The new MacBook and MacBook Pro are an absolutely beautiful machines, fashioned from glass and aluminium. I want one. Of each.
Of almost as much interest, to me, were the sales figures revealed at yesterday's event (obviously, one should take them with a slight pinch of salt). It seems that, in US retail, 17.6% of computer unit sales are now Apple Macs; since Apple don't do budget machines, that translates into 31.3% of all the money spent on computers. Further, Apple are now the top supplier of notebooks to education in the US, at 39%.
This is no longer a tiny, niche product—especially not with Apple selling 2.5 million Macs in the last quarter alone.
Yay! Go Apple!
UPDATE: John Gruber agrees, pointing out that these figures are not only impressive but they also paint a very pertinent picture of Apple's entire business.
[Apple's Chief Operating Officer, Tim] Cook outlined six main points which he claims Apple believes are the reasons behind the four-year-long growth in Mac sales:
- Better computers
- Better software
- Retail Stores
What does not appear on that list is price. This is not to say price is irrelevant to the Mac, or that Apple is somehow immune to the circumstances of the economy, but simply that price is not and has never been one of the main factors in the Mac’s success. Cook’s list isn’t marketing bullshit — it’s an accurate, succinct description of Apple’s computer business.
Other PC makers fight viciously over pricing because it’s the only factor on which they can differentiate. Few of them bother trying to make better computers — most just build bland, junky wrappers around Intel’s reference chipsets. (Notable exceptions in the laptop space include Sony and Lenovo.) None can offer better software because they all ship the same version of Windows. They’re stuck with Vista. They all seem, for whatever reason, incapable of producing Apple-level marketing and advertising. And none of them who’ve tried have been able to do their own retail stores successfully. Price is all they have.

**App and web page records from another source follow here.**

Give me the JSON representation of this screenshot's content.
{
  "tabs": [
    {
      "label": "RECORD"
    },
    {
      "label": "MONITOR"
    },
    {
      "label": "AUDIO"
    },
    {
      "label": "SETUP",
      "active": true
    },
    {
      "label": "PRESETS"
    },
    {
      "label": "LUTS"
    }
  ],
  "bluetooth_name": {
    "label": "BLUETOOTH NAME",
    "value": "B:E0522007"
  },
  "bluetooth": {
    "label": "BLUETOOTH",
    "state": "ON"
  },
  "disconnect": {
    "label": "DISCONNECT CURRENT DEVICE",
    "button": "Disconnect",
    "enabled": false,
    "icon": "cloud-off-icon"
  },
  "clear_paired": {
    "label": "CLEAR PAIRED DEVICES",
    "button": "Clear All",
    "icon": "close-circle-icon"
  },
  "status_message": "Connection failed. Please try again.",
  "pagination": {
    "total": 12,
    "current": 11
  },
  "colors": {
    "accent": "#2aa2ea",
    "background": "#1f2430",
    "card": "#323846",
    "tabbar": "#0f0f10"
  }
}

In fact, John sums up Apple's business in the most simple yet perspicacious way:
Apple doesn’t make computers that people have to buy. They make computers that people want to buy.
UPDATE 2: a lot of people are apparently whinging about the lack of a FireWire port on the new MacBook. It seems to me to be a fuss over nothing. I have a good many peripherals and I don't have a single FireWire device. In fact, the only FireWire device that I have ever owned was my very first iPod (2nd generation).
DISCLAIMER: I own Apple shares.